There are also local economic development agencies and corporations that are responsible for promoting company formation and job creation, says Hal Shelton, a small-business mentor serving the Washington, D.C. chapter of SCORE — a nonprofit that offers free resources to small-business owners.
Many of these local organizations offer business grants and even low-cost loans. For example, New York’s Empire State Development agency offers a range of funding opportunities for small businesses, including the Global NY Grant Fund program, which provides grants up to $25,000 to New York-based businesses looking to start or increase their global exports.
Although small-business grants are ideal if you can secure them, applying can be competitive and time-consuming. If you need faster financing, you’ll want to consider other options.
3. Raise equity
If you have a loyal customer base and the drive to market your business, you might want to raise equity. With an equity crowdfunding platform, you can raise capital online — investors give you capital in exchange for equity ownership in your business.
After Charles Alexander and his co-founders couldn’t get a bank loan for their business, The Black Bread Company, they decided equity crowdfunding was a good option that tied to their community roots.
The goal was to be able to offer the lowest buy-in for shares, Alexander says. They wanted people to be able to invest in a company they’re familiar with — let them be part of the growth and do it at a rate where almost anyone could be part of the journey, he says.
Equity crowdfunding isn’t a quick and simple financing solution, though.
“It’s a long process when you’re giving up shares of your company to the public,” says Alexander. He notes that business owners will need to make sure they meet the U.S. Securities and Exchange Commission guidelines and regulations.
Many equity crowdfunding platforms — like Fundable, StartEngine and Netcapital — offer a variety of support services to help business owners through the fundraising process. StartEngine, for instance, provides small-business owners with a dedicated fundraising strategist who works with them throughout their campaign and helps with both marketing and advertising strategies.
Preparing an equity crowdfunding campaign can be frustrating, says Alexander. “But once we launched, it was awesome. We literally raised about $660,000 in 30 days.”
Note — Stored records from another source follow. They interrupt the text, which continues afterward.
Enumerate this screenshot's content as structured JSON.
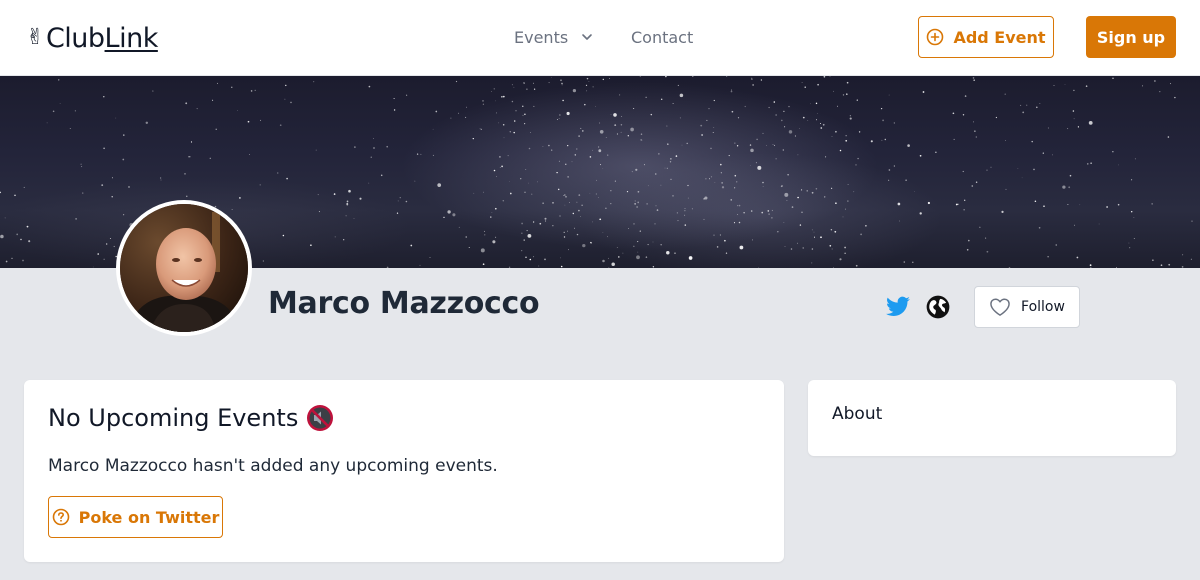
{
  "header": {
    "logo_prefix": "Club",
    "logo_suffix": "Link",
    "nav": {
      "events_label": "Events",
      "contact_label": "Contact"
    },
    "add_event_label": "Add Event",
    "signup_label": "Sign up"
  },
  "profile": {
    "name": "Marco Mazzocco",
    "follow_label": "Follow"
  },
  "events_card": {
    "title": "No Upcoming Events",
    "message": "Marco Mazzocco hasn't added any upcoming events.",
    "poke_label": "Poke on Twitter"
  },
  "about_card": {
    "title": "About"
  },
  "colors": {
    "accent": "#d97706",
    "twitter": "#1d9bf0",
    "page_bg": "#e5e7eb"
  },
  "icons": {
    "logo": "victory-hand-icon",
    "events_dropdown": "chevron-down-icon",
    "add_event": "plus-circle-icon",
    "twitter": "twitter-icon",
    "website": "globe-icon",
    "follow": "heart-icon",
    "no_events": "muted-speaker-icon",
    "poke": "question-circle-icon"
  }
}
To find success with equity crowdfunding, you have to dedicate the time and effort to promoting your business; and of course, you have to be willing to give up some ownership in your company.